Panic attacks and migraines are often present simultaneously in patients. Anyone with regular instances of panic attacks is considered to have panic disorder, an anxiety disorder classified in the same category as social anxiety disorder, obsessive-compulsive disorder (OCD), and post-traumatic stress disorder (PTSD).
Because stress and migraines are often connected – with stress serving as a trigger for migraine (as indicated by The Migraine Trust http://www.migrainetrust.org/factsheet-migraine-triggers-10505 and other sources) – it's reasonable to hypothesize that panic attacks and migraine might be linked. In fact, a number of studies have revealed a significant correlation between migraine and panic disorder. The migraine attack strikes in some migraineurs when a panic attack is at its high point. However, the research that is available seems to indicate that the migraine attack typically leads into the panic attack.
Studies have also shown that panic disorder tends to be more severe for those who suffer from chronic migraine. Additional studies substantiate the idea that migraines are more likely for panic disorder patients when depression is present as well.
The authors of one study, published in the journal Cephalalgia in 1999, observed the link between panic attacks and migraines. They studied migraine patients and determined that the onset of a panic attack often accompanied the height of a migraine attack.
The study referred to the particular condition as a panic migraine. It also suggested that the pain intensity for those who experienced panic migraine was higher than for pure migraine. Periods without pain also involved higher levels of stress.
Panic disorder can result in extreme cases of coinciding stress and migraines, as indicated by the above research. Many patients wonder what symptoms tend to accompany panic attacks. A few of the most common symptoms are as follows:
• Profound sense of fear
• Heart palpitations
• Difficulty with respiration
• Perspiration that seems to arise spontaneously
Panic disorder is also grounded in an irrational feeling of oncoming disaster. There is no obvious source of danger or distress in the environment. A panic attack seemingly strikes "out of nowhere," aggressively and without warning.

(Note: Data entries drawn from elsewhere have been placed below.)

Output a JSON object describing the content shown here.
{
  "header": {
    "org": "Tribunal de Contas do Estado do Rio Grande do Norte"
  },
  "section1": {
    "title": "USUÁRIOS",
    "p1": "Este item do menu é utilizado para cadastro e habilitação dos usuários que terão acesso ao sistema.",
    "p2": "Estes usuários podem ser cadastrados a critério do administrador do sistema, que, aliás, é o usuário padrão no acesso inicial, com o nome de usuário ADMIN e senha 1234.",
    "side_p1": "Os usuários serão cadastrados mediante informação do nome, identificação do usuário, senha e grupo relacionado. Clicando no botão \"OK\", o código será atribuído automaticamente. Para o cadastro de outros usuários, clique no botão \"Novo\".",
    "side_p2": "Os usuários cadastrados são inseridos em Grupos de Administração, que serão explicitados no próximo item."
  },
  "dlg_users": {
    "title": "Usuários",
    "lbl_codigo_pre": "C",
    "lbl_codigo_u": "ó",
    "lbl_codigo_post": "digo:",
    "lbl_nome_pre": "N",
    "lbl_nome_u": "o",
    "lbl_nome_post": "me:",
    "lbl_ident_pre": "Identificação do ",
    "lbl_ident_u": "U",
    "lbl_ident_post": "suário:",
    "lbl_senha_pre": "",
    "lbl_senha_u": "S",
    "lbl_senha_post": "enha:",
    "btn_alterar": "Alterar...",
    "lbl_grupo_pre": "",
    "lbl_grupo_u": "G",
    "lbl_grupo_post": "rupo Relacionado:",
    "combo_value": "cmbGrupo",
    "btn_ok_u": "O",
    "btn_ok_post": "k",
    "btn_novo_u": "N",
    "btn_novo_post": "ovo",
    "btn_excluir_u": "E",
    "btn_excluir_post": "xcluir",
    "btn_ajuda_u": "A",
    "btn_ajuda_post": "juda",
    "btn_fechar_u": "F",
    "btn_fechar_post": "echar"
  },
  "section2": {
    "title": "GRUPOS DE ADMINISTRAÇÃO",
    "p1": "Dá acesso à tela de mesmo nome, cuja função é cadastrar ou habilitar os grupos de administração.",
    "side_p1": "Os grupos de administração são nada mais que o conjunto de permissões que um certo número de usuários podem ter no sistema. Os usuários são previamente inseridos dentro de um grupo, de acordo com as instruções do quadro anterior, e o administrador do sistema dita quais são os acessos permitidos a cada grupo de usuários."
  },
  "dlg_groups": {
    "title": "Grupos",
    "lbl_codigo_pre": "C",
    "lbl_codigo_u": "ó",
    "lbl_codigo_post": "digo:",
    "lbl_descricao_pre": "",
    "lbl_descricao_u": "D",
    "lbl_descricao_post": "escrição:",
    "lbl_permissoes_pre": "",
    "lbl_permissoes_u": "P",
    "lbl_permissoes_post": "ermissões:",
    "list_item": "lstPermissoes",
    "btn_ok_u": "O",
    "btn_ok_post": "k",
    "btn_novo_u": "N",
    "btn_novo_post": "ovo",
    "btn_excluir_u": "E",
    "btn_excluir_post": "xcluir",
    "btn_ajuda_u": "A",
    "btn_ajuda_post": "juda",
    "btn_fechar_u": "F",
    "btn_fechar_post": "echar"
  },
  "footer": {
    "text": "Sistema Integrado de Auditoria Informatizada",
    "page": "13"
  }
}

If you suffer from a migraine attack on a recurring basis, especially if your condition is exacerbated by panic disorder, finding a viable solution is imperative. The MiRx™ Protocol has become a popular method for treating the pain of migraine due to its innovative strategies and multifaceted approach. Find a provider today.